*PROBLEM TO SOLVE*: Note every line in the entries that contains the string "image", and copy it.

***

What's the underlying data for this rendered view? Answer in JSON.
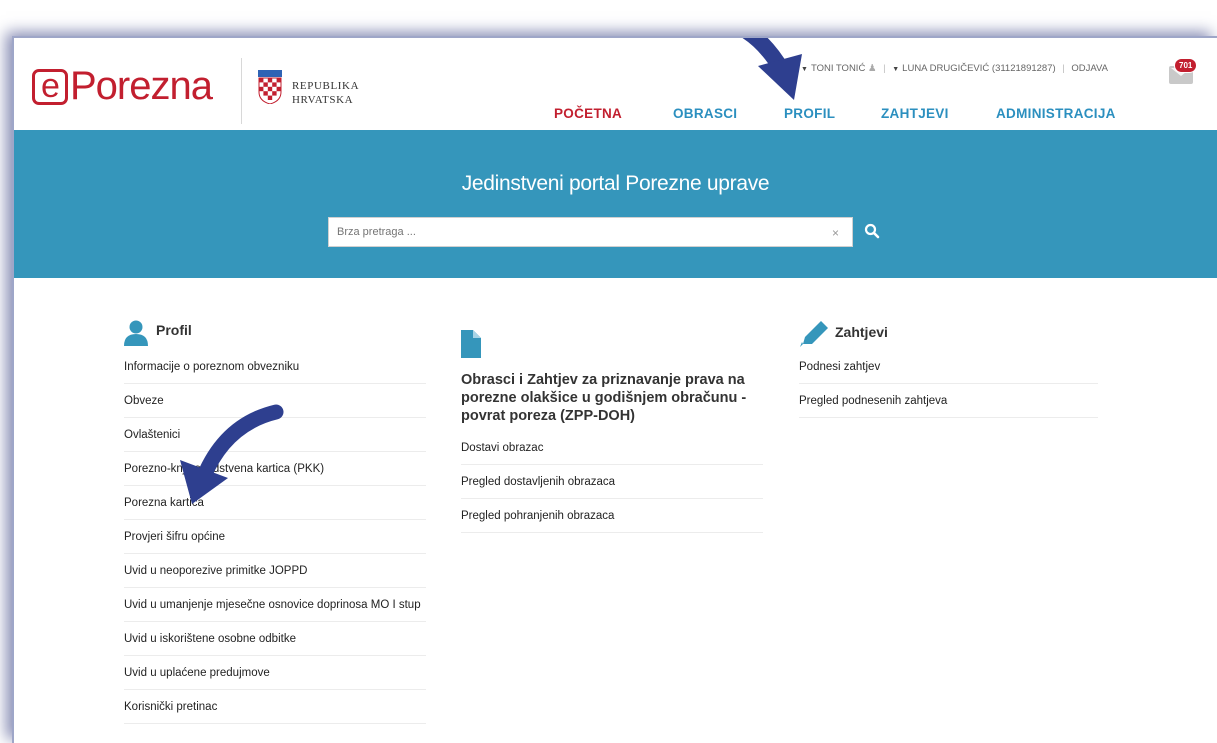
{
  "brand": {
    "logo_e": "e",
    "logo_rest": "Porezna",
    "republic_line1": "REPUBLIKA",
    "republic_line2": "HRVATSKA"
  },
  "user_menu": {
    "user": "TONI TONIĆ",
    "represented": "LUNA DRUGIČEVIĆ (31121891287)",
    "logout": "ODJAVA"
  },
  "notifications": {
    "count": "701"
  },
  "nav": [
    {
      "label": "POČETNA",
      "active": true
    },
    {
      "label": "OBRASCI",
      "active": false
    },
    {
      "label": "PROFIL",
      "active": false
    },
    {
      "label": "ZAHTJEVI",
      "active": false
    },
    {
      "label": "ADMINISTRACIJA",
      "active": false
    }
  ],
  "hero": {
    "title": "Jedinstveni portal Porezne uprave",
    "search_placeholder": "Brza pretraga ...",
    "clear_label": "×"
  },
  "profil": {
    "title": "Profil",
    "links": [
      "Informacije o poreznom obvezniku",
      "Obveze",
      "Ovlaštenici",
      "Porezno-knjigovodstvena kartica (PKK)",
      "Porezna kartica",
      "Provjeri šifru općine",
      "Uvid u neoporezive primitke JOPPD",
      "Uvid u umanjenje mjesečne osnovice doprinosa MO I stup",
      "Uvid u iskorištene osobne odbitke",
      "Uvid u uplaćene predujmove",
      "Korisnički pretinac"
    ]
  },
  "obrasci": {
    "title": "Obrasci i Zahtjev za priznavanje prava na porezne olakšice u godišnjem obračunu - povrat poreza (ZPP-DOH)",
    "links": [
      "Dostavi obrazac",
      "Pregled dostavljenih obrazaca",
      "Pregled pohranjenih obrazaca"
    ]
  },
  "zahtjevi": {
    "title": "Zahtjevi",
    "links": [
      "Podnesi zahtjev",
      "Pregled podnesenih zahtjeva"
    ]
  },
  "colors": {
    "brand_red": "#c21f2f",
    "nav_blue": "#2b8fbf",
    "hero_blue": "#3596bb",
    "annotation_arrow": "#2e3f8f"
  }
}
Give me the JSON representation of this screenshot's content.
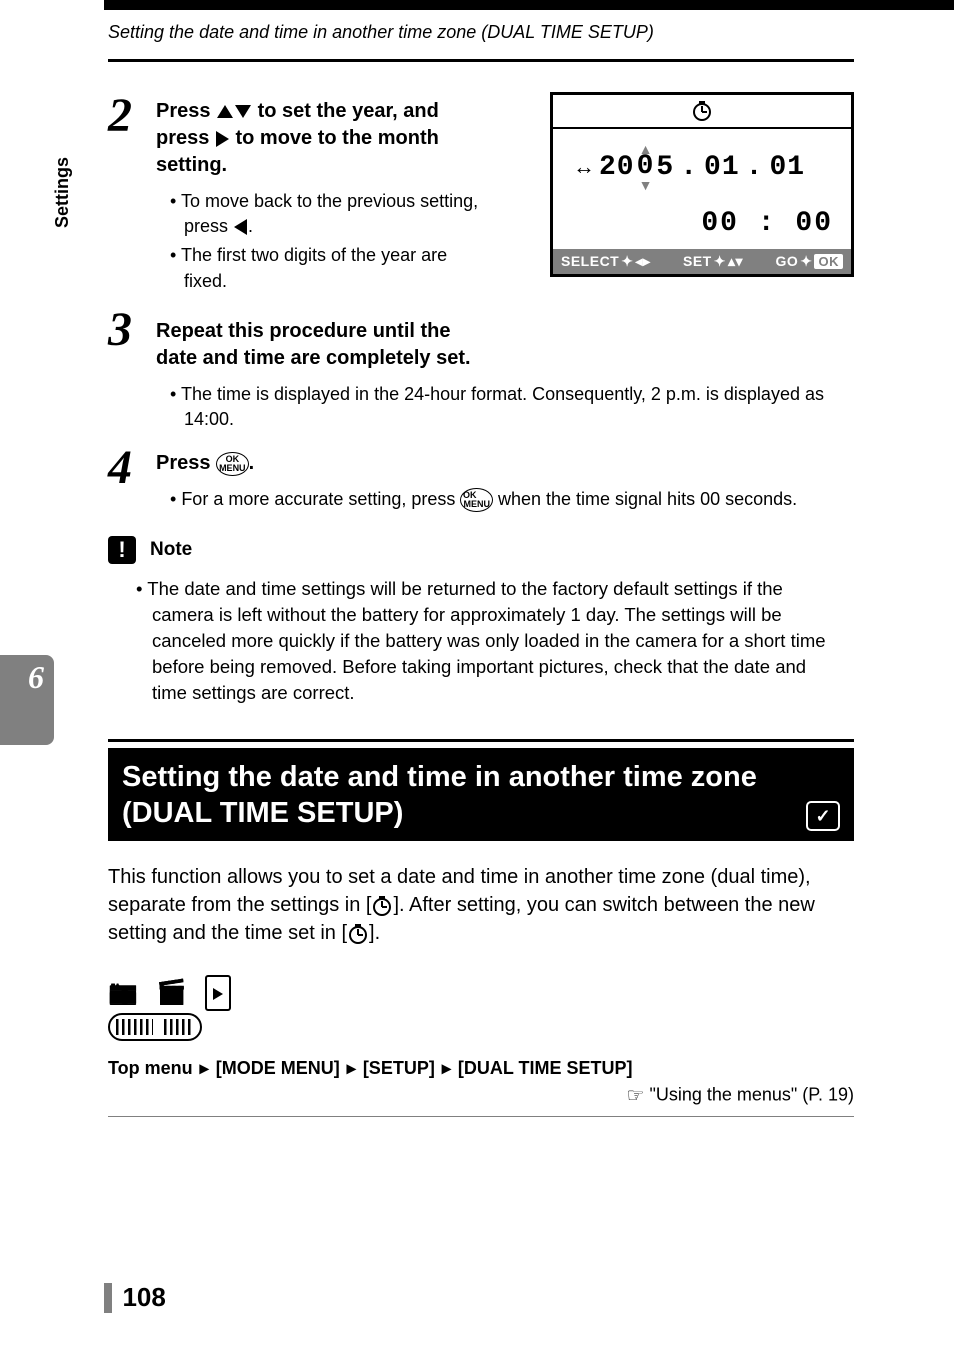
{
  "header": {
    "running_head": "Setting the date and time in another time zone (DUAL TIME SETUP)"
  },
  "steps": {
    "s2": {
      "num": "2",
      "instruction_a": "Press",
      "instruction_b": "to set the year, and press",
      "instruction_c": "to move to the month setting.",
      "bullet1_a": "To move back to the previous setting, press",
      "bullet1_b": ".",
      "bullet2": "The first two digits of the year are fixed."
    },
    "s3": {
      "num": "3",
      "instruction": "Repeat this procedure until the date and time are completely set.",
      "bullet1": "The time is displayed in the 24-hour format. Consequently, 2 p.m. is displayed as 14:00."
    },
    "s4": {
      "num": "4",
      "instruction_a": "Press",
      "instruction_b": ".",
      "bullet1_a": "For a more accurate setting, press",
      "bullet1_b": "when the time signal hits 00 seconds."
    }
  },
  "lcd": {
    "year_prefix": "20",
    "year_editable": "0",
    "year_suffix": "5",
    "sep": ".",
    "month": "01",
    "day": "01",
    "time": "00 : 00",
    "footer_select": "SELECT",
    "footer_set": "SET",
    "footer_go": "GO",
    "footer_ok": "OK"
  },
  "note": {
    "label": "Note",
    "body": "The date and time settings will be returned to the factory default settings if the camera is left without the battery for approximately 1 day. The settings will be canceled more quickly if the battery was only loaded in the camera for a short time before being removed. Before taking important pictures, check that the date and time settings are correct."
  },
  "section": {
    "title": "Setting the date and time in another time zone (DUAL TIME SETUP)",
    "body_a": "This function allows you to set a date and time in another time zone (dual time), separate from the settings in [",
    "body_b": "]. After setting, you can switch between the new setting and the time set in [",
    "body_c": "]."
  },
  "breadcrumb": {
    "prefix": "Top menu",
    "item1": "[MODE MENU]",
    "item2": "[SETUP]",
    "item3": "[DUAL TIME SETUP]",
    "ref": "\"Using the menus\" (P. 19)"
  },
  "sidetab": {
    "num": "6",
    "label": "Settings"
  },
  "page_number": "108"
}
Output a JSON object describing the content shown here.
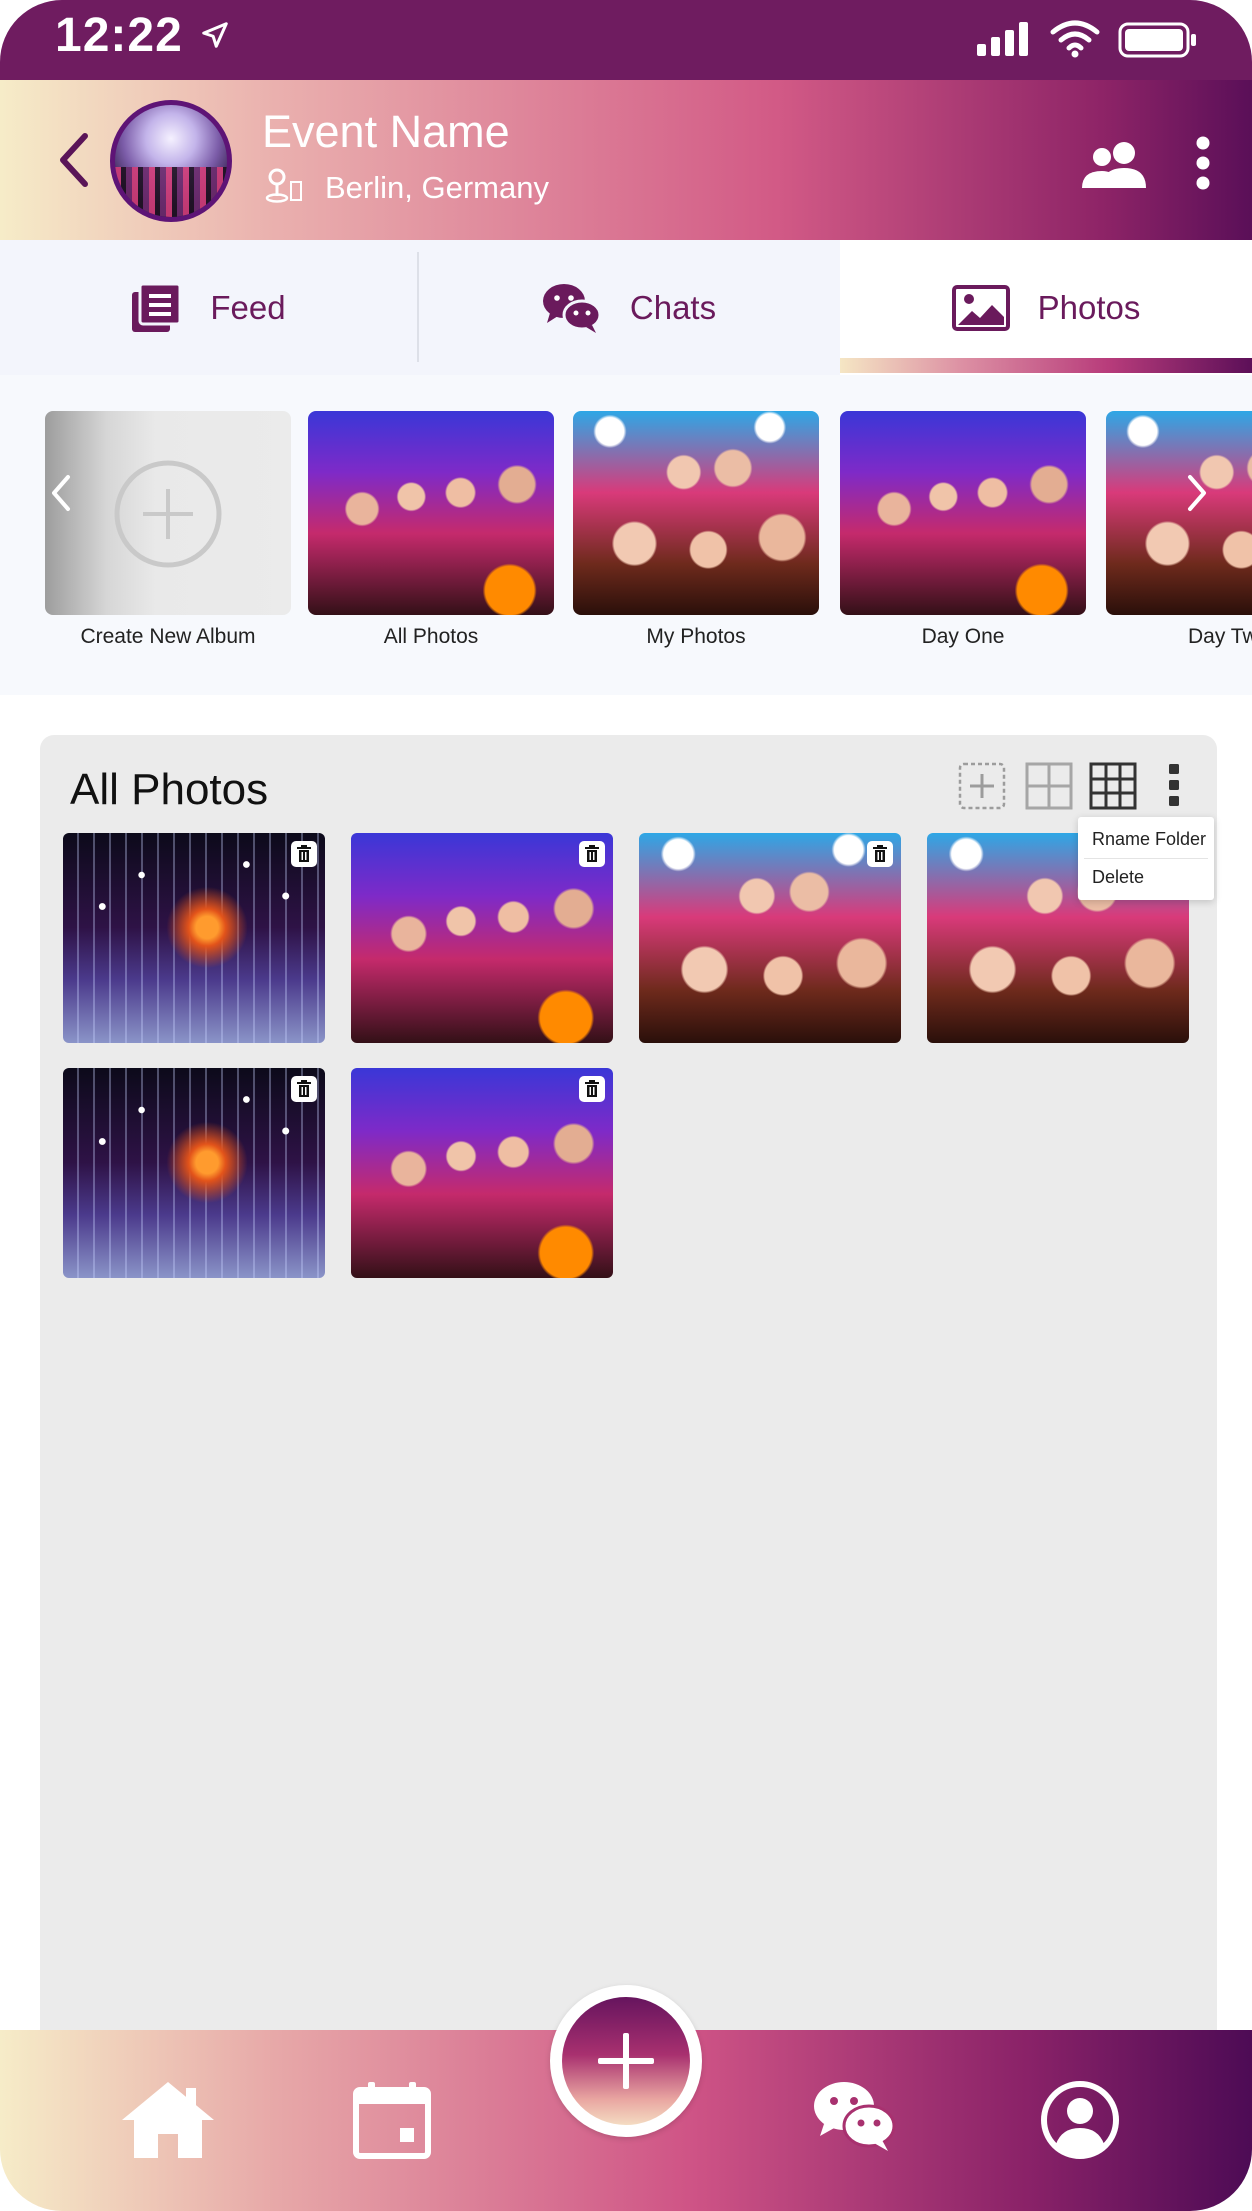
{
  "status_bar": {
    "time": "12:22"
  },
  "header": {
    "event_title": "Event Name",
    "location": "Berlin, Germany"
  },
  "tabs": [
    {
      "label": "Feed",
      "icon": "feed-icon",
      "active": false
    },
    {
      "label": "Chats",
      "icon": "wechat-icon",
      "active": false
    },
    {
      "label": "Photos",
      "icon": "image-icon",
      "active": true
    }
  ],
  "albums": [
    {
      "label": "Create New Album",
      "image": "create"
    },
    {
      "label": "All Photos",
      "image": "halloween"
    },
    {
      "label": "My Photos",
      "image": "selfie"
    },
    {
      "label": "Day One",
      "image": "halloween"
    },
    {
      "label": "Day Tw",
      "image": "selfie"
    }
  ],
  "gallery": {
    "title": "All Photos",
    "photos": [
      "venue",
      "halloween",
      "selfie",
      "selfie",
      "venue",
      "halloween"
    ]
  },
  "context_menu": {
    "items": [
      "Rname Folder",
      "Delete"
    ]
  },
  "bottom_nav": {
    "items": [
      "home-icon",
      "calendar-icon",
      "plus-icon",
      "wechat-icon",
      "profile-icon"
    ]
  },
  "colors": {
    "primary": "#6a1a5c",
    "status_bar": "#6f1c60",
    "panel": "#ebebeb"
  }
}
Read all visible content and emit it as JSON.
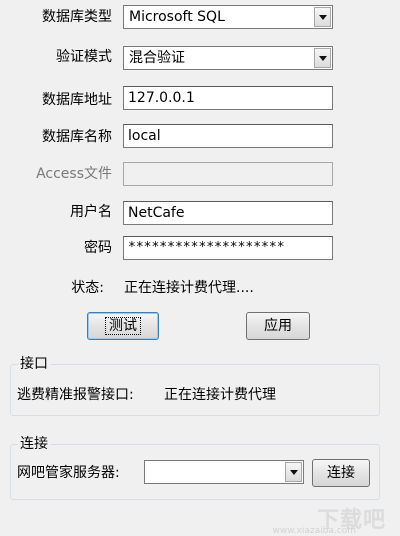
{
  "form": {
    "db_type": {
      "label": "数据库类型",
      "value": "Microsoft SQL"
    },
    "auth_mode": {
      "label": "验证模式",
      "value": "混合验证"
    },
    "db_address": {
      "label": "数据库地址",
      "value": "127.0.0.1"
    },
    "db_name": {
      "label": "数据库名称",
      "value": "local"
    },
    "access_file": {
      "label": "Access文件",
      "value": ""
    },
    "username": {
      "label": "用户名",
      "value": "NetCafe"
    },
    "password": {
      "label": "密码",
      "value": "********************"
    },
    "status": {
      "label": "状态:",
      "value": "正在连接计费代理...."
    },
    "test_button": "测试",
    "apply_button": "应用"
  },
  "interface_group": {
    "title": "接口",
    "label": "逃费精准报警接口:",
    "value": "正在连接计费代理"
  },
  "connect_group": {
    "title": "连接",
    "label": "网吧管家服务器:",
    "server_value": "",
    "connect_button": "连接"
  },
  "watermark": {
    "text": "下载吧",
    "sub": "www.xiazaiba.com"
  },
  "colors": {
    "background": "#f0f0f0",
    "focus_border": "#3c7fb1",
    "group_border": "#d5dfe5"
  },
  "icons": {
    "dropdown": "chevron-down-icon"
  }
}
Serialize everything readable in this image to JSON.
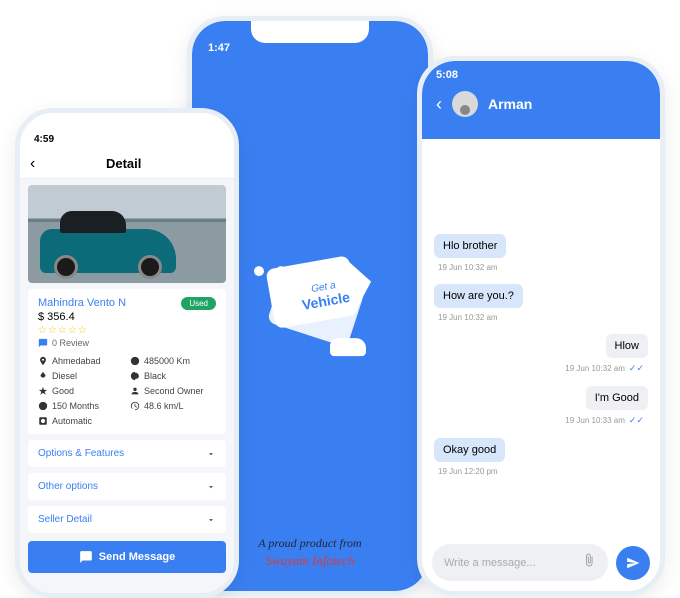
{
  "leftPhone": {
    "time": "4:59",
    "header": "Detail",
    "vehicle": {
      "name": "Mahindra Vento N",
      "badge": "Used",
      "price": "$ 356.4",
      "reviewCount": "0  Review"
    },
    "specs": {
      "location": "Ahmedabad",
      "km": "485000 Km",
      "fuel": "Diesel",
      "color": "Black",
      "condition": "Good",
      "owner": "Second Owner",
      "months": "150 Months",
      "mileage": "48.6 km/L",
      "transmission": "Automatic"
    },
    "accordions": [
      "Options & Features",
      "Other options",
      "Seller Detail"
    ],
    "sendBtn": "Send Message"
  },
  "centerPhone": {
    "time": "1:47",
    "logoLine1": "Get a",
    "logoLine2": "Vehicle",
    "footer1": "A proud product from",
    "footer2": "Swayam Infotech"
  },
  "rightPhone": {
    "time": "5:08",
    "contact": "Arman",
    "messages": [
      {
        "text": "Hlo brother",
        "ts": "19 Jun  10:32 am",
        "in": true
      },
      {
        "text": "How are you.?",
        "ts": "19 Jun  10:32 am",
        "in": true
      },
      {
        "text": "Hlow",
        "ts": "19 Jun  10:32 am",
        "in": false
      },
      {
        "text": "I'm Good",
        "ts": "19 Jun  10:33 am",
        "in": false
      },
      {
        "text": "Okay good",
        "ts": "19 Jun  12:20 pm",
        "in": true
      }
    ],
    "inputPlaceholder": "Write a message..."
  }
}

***

*PROBLEM SOLUTION*:
      "icon": "image-icon",
      "image": "create"
      "image": "halloween"
      "image": "selfie"
      "image": "halloween"
      "image": "selfie"
Serialize everything readable in this image to JSON.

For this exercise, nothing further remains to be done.